The Medical and Dental Consultants Association of Nigeria (MDCAN) has stalled its planned nationwide strike for a period of three months.
A report by the National News Agency of Nigeria stated that the decision was in response to an appeal by the Coordinating Minister of Health and Social Services, Muhammad Pate, and was part of the resolutions adopted during MDCAN’s 13th Biennial Delegates meeting held in Kano.
According to the President of MDCAN, Prof. Aminu Muhammad, the association extended the strike ultimatum by three months in consideration of the Health Minister’s appeal.
He emphasized that this extension provides the Federal Government with an opportunity to address the pending issues raised by the association.
- Muhammad said, “If the government fails to address these demands at the end of the three months, we will proceed with our next course of action.”
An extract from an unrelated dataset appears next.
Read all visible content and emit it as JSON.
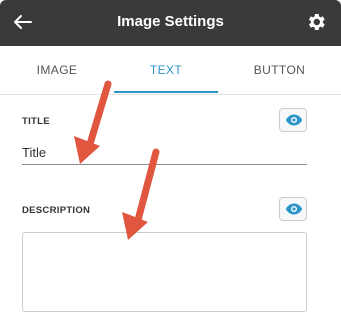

Over 500 highly trained doctors exited Nigeria
Addressing the issue of brain drain in the medical sector, Muhammad highlighted that over 500 highly trained doctors and consultants have left Nigeria, which poses a significant challenge to the country’s healthcare system.
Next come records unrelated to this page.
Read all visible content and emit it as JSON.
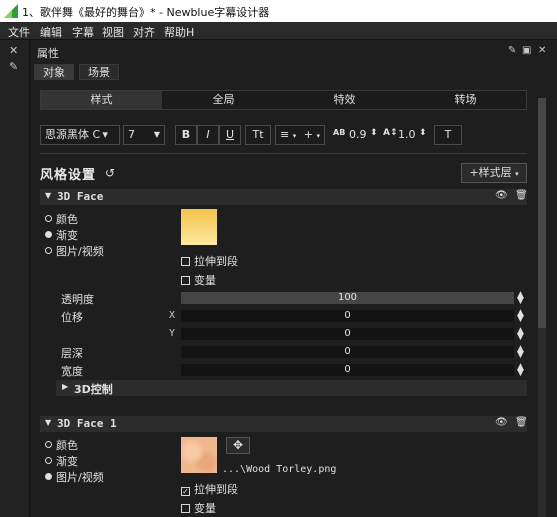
{
  "window": {
    "title": "1、歌伴舞《最好的舞台》* - Newblue字幕设计器"
  },
  "menu": [
    "文件",
    "编辑",
    "字幕",
    "视图",
    "对齐",
    "帮助H"
  ],
  "panel": {
    "title": "属性",
    "subtabs": [
      "对象",
      "场景"
    ],
    "main_tabs": [
      "样式",
      "全局",
      "特效",
      "转场"
    ]
  },
  "toolbar": {
    "font": "思源黑体 C ▾",
    "size": "7",
    "bold": "B",
    "italic": "I",
    "underline": "U",
    "text_transform": "Tt",
    "align": "≡",
    "plus": "+",
    "tracking_label": "AB",
    "tracking_value": "0.9",
    "leading_label": "A↕",
    "leading_value": "1.0",
    "text_icon": "T"
  },
  "style_heading": "风格设置",
  "add_style_label": "+样式层",
  "sections": [
    {
      "name": "3D Face",
      "fill_options": [
        "颜色",
        "渐变",
        "图片/视频"
      ],
      "fill_selected": 1,
      "stretch_label": "拉伸到段",
      "stretch_checked": false,
      "variable_label": "变量",
      "variable_checked": false,
      "props": {
        "opacity_label": "透明度",
        "opacity_value": "100",
        "position_label": "位移",
        "x_label": "X",
        "x_value": "0",
        "y_label": "Y",
        "y_value": "0",
        "depth_label": "层深",
        "depth_value": "0",
        "width_label": "宽度",
        "width_value": "0"
      },
      "sub_control": "3D控制"
    },
    {
      "name": "3D Face 1",
      "fill_options": [
        "颜色",
        "渐变",
        "图片/视频"
      ],
      "fill_selected": 2,
      "file_path": "...\\Wood Torley.png",
      "stretch_label": "拉伸到段",
      "stretch_checked": true,
      "variable_label": "变量",
      "variable_checked": false
    }
  ],
  "icons": {
    "app": "newblue-logo-icon",
    "reset": "reset-icon",
    "visibility": "eye-icon",
    "delete": "trash-icon",
    "move": "move-icon",
    "pin": "pin-icon",
    "close": "close-icon"
  },
  "colors": {
    "gradient_top": "#f3c44a",
    "gradient_bottom": "#fde9a3",
    "texture": "#f1b88f"
  }
}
He called upon the federal government to urgently provide a comprehensive solution to the brain drain problem, which should include incentives to encourage the retention of healthcare professionals in Nigeria.
- “Critical stakeholders in medical education should work together to fashion out sustainable pathways for improving the quality and quantity of medical and dental graduates in Nigeria”.
The MDCAN President also urged governments at all levels to invest in medical education by improving infrastructure, providing adequate funding, and offering competitive remuneration to staff.
The MDCAN had previously issued a 21-day ultimatum to the federal government last month demanding the fulfilment of its various requests.
The association expressed disappointment over the non-implementation of the agreed-upon upward review of CONMESS (Consolidated Medical Salary Structure) and the introduction of Accoutrement allowance in line with the Nigerian Medical Association.
They emphasized that the issued circular only applied the percentage increase to basic salaries, excluding all allowances except hazard allowance, thus excluding clinical lecturers (Honorary Consultants) from benefiting.
MDCAN also highlighted the failure of the government to fully appreciate the consequences of brain drain in the healthcare sector, as evidenced by the refusal to approve the Federal Ministry of Health’s proposal to raise the retirement age for Medical and Dental Consultants and other health workers.
The consultants’ demands include the immediate review of the CONMESS circular, the correction of the implementation start date, and the consideration of fuel subsidy removal and high inflation in the review.